INSTRUCTIONS FOR THE TASK:
Only the pictures are dropped. Restate each line below word for word.

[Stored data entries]

%%

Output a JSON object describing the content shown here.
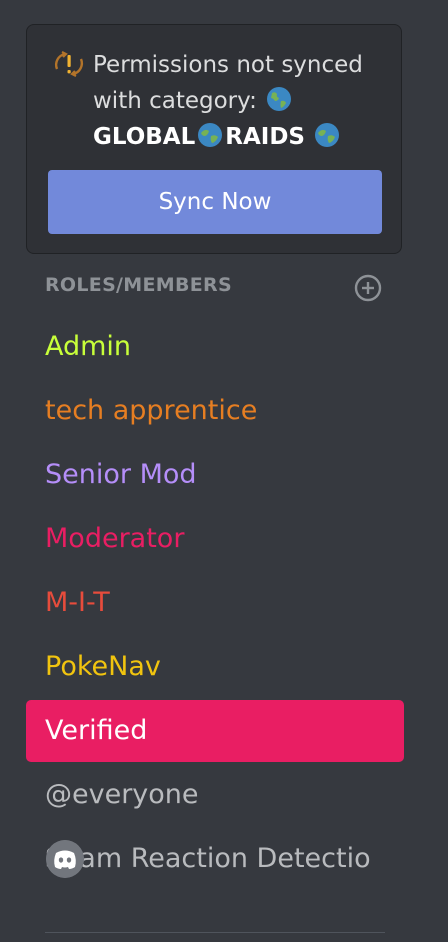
{
  "sync_notice": {
    "message": "Permissions not synced with category:",
    "category_name_part1": "GLOBAL",
    "category_name_part2": "RAIDS",
    "button_label": "Sync Now"
  },
  "roles_section": {
    "header": "ROLES/MEMBERS",
    "items": [
      {
        "label": "Admin",
        "color": "#c8ff3a"
      },
      {
        "label": "tech apprentice",
        "color": "#e67e22"
      },
      {
        "label": "Senior Mod",
        "color": "#b58ef9"
      },
      {
        "label": "Moderator",
        "color": "#e91e63"
      },
      {
        "label": "M-I-T",
        "color": "#e74c3c"
      },
      {
        "label": "PokeNav",
        "color": "#f1c40f"
      },
      {
        "label": "Verified",
        "color": "#ffffff",
        "selected": true
      },
      {
        "label": "@everyone",
        "color": "#b9bbbe"
      },
      {
        "label": "Spam Reaction Detectio",
        "color": "#b9bbbe",
        "icon": "discord-avatar-icon"
      }
    ]
  },
  "colors": {
    "background": "#36393f",
    "card": "#2f3136",
    "accent_button": "#7289da",
    "selected_row": "#e91e63"
  }
}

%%

YOUR SOLUTION:
Output a JSON object describing the content shown here.
{
  "sync_notice": {
    "message": "Permissions not synced with category:",
    "category_name_part1": "GLOBAL",
    "category_name_part2": "RAIDS",
    "button_label": "Sync Now"
  },
  "roles_section": {
    "header": "ROLES/MEMBERS",
    "items": [
      {
        "label": "Admin",
        "color": "#c8ff3a"
      },
      {
        "label": "tech apprentice",
        "color": "#e67e22"
      },
      {
        "label": "Senior Mod",
        "color": "#b58ef9"
      },
      {
        "label": "Moderator",
        "color": "#e91e63"
      },
      {
        "label": "M-I-T",
        "color": "#e74c3c"
      },
      {
        "label": "PokeNav",
        "color": "#f1c40f"
      },
      {
        "label": "Verified",
        "color": "#ffffff",
        "selected": true
      },
      {
        "label": "@everyone",
        "color": "#b9bbbe"
      },
      {
        "label": "Spam Reaction Detectio",
        "color": "#b9bbbe",
        "icon": "discord-avatar-icon"
      }
    ]
  },
  "colors": {
    "background": "#36393f",
    "card": "#2f3136",
    "accent_button": "#7289da",
    "selected_row": "#e91e63"
  }
}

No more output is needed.